Please be patient! It may take up to ONE minute to load all the Engines.
Problems? Please contact our support.
Chondrocytes, Autologous Cultured (Implantation-Local)
In the U.S.-
Autologous cultured chondrocytes ( aw-TOL-a-gus KUL-tured KON-droe-sites) are used, as part of an overall program that includes knee surgery and special exercises, to help repair damaged knee cartilage. Cartilage is a type of tissue that joins together and helps support parts of the body. Autologous cultured chondrocytes are the patient's own cartilage cells. The cells are removed from the patient and sent to a laboratory, where they are processed to increase their number. The cells are then implanted (placed) in the damaged part of the knee. After implantation, the chondrocytes help form new, healthy cartilage.
Before Using This Medicine
In deciding to use a product or procedure, the risks must be weighed against the good it will do. This is a decision you and your doctor will make. For autologous cultured chondrocyte implantation, the following should be considered:
Allergies- Tell your doctor if you have ever had any unusual or allergic reaction to gentamicin (e.g., Garamycin), an antibiotic used to treat certain infections. Also tell your doctor if you are allergic to beef or other products obtained from cows.
Pregnancy- Tell your doctor if you are pregnant or if you think you might be pregnant. It is not likely that the implanted chondrocytes would affect the fetus. However, you should discuss with your doctor whether you should be having this procedure, and having to use crutches for several weeks afterward, while you are pregnant.
Breast-feeding- It is not likely that the transplanted chondrocytes would affect a nursing baby. However, whether you should be having the procedure at this time, when you are busy caring for an infant, should be discussed with your doctor.
Children- Implantation of autologous cultured chondrocytes has been done only in adults, and there is no information about the effects of this procedure in children.

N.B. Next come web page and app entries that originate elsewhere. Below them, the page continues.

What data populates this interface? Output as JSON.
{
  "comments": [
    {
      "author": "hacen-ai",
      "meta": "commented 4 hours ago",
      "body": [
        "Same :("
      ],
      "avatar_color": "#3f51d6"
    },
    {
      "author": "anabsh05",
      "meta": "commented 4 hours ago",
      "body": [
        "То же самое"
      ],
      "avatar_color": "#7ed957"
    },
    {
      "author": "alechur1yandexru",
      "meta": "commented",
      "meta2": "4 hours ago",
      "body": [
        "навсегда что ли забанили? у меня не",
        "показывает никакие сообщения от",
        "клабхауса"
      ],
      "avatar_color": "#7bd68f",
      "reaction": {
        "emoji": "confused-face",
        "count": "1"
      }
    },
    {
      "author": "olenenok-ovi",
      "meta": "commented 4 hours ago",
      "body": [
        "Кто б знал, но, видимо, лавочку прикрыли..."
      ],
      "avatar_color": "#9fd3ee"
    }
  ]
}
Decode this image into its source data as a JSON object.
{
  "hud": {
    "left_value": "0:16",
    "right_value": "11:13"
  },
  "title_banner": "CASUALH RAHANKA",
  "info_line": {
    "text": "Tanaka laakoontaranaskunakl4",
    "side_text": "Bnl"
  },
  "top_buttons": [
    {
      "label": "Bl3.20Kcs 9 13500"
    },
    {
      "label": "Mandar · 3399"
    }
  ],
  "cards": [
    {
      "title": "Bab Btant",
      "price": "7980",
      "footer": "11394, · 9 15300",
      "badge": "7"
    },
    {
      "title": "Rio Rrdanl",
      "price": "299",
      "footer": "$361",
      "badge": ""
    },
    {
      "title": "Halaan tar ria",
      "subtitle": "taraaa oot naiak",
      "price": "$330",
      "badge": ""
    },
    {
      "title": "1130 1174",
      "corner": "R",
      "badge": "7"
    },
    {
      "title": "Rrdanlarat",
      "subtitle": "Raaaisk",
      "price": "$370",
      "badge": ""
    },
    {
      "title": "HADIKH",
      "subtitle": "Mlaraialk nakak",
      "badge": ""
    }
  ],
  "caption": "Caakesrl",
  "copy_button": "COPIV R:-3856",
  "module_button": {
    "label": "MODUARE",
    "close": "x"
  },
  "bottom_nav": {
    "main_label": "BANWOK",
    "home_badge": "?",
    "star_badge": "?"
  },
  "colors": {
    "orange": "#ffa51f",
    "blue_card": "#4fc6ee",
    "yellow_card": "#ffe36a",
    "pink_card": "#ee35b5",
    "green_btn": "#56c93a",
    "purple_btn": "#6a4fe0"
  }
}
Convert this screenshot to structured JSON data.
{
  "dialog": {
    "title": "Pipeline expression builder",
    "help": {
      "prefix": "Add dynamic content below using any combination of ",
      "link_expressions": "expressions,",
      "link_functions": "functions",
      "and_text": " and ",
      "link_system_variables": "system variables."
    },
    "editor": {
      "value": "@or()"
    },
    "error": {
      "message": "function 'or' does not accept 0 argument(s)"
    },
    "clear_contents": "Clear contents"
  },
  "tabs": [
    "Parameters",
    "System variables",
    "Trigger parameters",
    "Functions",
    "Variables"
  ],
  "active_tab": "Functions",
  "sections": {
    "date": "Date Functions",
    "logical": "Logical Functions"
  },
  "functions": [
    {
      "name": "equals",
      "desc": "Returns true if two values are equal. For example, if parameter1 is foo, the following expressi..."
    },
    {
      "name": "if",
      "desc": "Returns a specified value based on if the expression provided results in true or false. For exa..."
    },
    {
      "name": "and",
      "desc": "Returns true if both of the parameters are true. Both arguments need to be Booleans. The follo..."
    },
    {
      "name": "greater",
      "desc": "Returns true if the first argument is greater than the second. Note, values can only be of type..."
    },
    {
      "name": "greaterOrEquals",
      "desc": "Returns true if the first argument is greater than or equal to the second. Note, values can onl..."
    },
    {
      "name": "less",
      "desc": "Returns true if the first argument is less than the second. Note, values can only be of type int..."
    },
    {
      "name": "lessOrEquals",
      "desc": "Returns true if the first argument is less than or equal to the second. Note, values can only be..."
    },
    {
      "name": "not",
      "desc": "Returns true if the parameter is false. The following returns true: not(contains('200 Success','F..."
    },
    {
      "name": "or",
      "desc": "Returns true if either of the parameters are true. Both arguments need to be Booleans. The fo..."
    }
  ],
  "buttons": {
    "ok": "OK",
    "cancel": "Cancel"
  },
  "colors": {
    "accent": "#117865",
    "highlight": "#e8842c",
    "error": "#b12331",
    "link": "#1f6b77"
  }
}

Older adults- Implantation of autologous cultured chondrocytes has not been studied specifically in older people. There is no information comparing use of this procedure in the elderly with use in other age groups.
Other medical problems- The presence of other medical problems may affect whether you should receive implantation of autologous cultured chondrocytes. Make sure you tell your doctor if you have any other medical problems, especially:
Proper Use of This Medicine
The amount of autologous cultured chondrocytes needed to repair damaged knee cartilage will be different for different patients. It will depend on the size of the damaged area. Most patients will receive between 0.64 million and 3.3 million cells for each square centimeter of damaged area. (A square centimeter covers an area slightly longer than 3/8 of an inch on each side.)
Precautions While Using This Medicine
Use crutches to help you walk for the first 6 or 7 weeks after receiving the implant . Walk as normally as possible with the crutches. However, place no more than 25% of your weight on the leg that received the implant. Let the crutches and your other leg hold the rest of your weight. After the first 3 weeks, or when directed by your doctor, you may gradually increase the amount of weight placed on the knee.
Check with your doctor right away if sharp pain occurs in the knee that received the implant, or if ****œlocking" of the knee occurs.
After the implant surgery, your doctor will direct you to start a rehabilitation program that includes exercise. This program is a very important part of your treatment. You will be instructed to start out slowly and to increase gradually the number of times that you do each exercise. To get the most help from this program, it is very important that you follow the instructions as closely as possible. Do not do different exercises, and do not increase the number of times you do each exercise faster than directed . If pain or swelling occurs when you increase the amount of exercise you are doing, go back to the last level of exercise until the pain and swelling are gone, then try again. Use ice packs to help reduce the swelling.
Side Effects of This Medicine
Side Effects of The Implant
Along with its needed effects, the implant or the surgical procedure during which the cells are implanted may cause some unwanted effects. Although not all of these side effects may occur, if they do occur they may need medical attention.
Check with your doctor as soon as possible if any of the following side effects occur soon after the implantation procedure:
Other side effects may not occur until weeks, months, or even years after the implantation. Check with your doctor if any of the following delayed side effects occur:
Other side effects not listed above may also occur in some patients. If you notice any other effects, check with your doctor.
Last updated: Tue, 06 Jan 2009 00:20:03 GMT